When the Council Bluffs Community School District announced it would be going to distance learning March 17 due to the coronavirus, the importance of high-speed internet service became more evident than ever. But in Carter Lake – which is an OPPD customer despite being in Iowa – not all students had internet access.
A phone call to OPPD officials fast tracked a plan to expand access to areas of Carter Lake in need.
When Google came to Council Bluffs, an initiative launched to provide free public Wi-Fi in the city. In 2016, the “BLink” program began as a partnership between the City of Council Bluffs and the Bluffs’ school district. The Council Bluffs Area Wi-Fi Consortium (CBAWC) is responsible for the planning, installation, and maintenance of the BLink Wi-Fi network.
The consortium’s mission is to provide free public Wi-Fi where it is financially and technically feasible.
There are 800 students who live in Carter Lake who attend Council Bluffs Public Schools. The district sent home work packets and Chromebook laptops for students to help them stay connected during remote learning. The plan needed reliable broadband internet, and that wasn’t available to some students in Carter Lake.
David Fringer, chief technology officer for the Council Bluffs Community School District, said there were plans to expand community WiFi in another area when the COVID-19 pandemic struck. But the plan changed when the need in Carter Lake arose, thanks in part to OPPD’s ability to fast-track necessary approvals to install equipment.
OPPD does not provide WiFi, but the utility does allow WiFi attachments on its streetlight poles. Typically, granting “right of way” access on those poles can take weeks, even months.
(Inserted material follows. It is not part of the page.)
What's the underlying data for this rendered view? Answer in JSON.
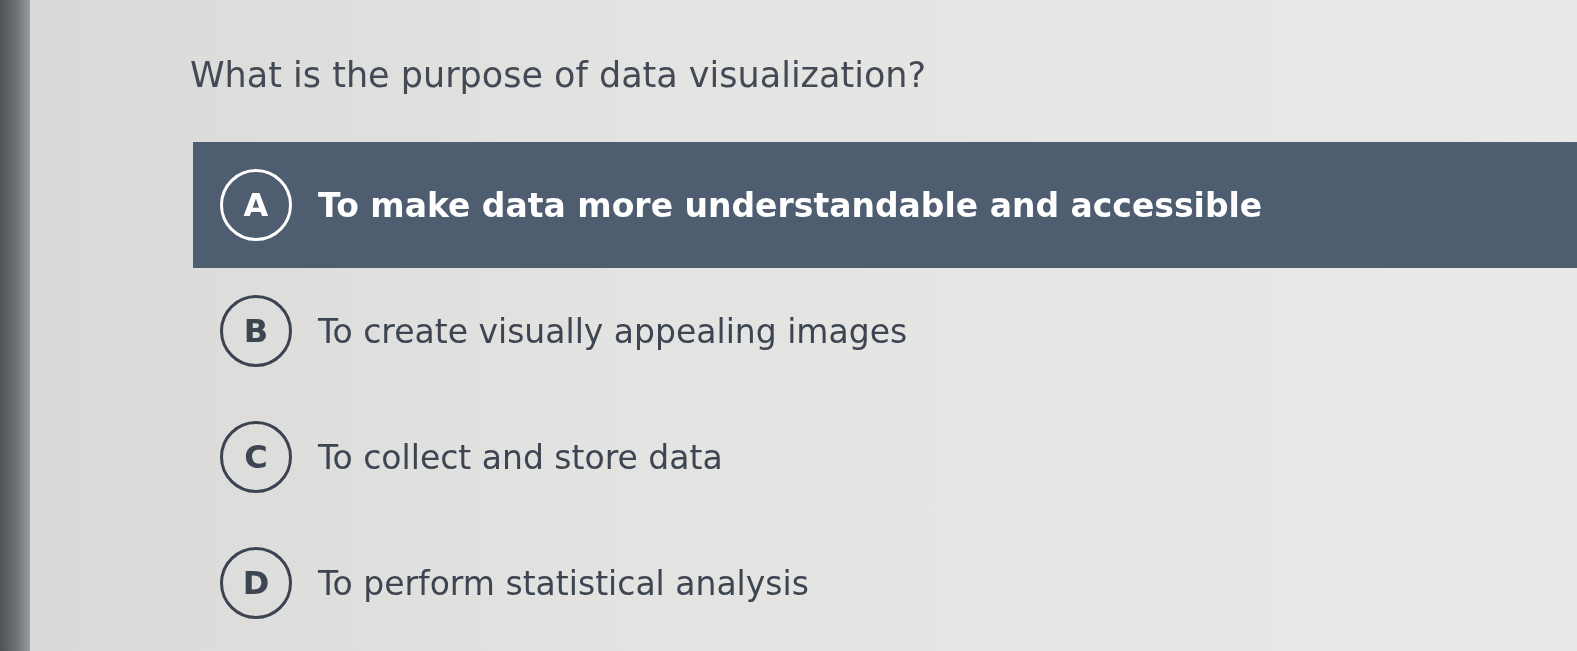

But being a public power utility that prides itself on serving its communities, OPPD officials were able to make it happen in just three days.
“I was blown away by OPPD,” Fringer said. “The response from OPPD was remarkable; we couldn’t believe how fast we got a pole attachment contract.”
Fringer said the willingness of OPPD and Carter Lake city officials to work with the school district made the project possible.
“This is an amazing story of these organizations putting children and families first,” Fringer said.
The Carter Lake project highlights the strengths of a public power utility and how they work with community partners, said Todd McLochlin, manager of Utilities and Right of Way Coordination at OPPD.
Work on the project is expected to begin this week, he said.
Fringer said $200,000 in funding for the Carter Lake project comes from the Iowa West Foundation and Google Data Center Council Bluffs.
It was important for officials at the Iowa West Foundation to help fill the need in Carter Lake.
“Technology can be a great equalizer for students and families but without access, it can’t happen,” said Pete Tulipana, president and CEO of the Iowa West Foundation. “This kind of collaboration is a tremendous example of how when public organizations, private businesses and philanthropy work together, significant benefits can happen for hundreds of families. We are pleased to help bring this wonderful asset to Carter Lake.”
Carter Lake officials praised the collaboration. Ron Cumberledge, mayor of Carter Lake, said he has met and worked with some “amazing people and organizations” during his short time in office.
“This project is a great example of that,” Cumberledge said. “We are a small town of 3,700 people and many families have no internet access. This brings that tool to aid in the advancement in learning to all.”
The work with Carter Lake and Council Bluffs Schools is in response to the COVID-19 pandemic. But for much of OPPD, the nature of the work has not changed, especially in the field and in the power plants.
OPPD employees are still delivering energy to customers under guidelines from health officials, including social distancing.
OPPD’s substation department continues to move forward with capital expansion and improvement projects that were scheduled months prior to COVID-19.
The engineering design work is also not stopping. OPPD teams have used digital communication tools such as Webex to continue to collaborate while working from home, said Dannie Buelt, director of Engineering.
In some cases, design work conducted using paper plans have given way to digital alternatives. For example, employees now digitally manage drawing markups and logs, Buelt said.
“Utilizing these tools ensures the design work is ready regardless of when the teams return to the office environment,” Buelt said.
Cheryl Limbach, manager of OPPD’s Elkhorn Transmission & Distribution Center, said metering services personnel are working with an extra emphasis on customer service. This includes making extra efforts to notify customers of scheduled tasks before they are done.
At Nebraska City Station, Unit 1 took a brief planned outage April 24 for generator testing as required by NERC (North American Electric Reliability Corporation).
“Significant planning and cross-divisional support has gone into ensuring that this essential testing is completed in a timely manner to meet our regulatory requirements, but done in such a manner that it minimizes risk to employees during this pandemic,” said OPPD’s Ryan Gerdts, manager of Station Operations at Nebraska City Station.
OPPD Energy Delivery continues to work on several projects that support a variety of customers. They include:
John Buckley, director of Work Management, said that work continues for overhead line crews, cable splicers, underground construction crews, meter technicians, streetlight workers, troubleshooters and various contractors.
Subscribe and receive updates on the latest news and postings!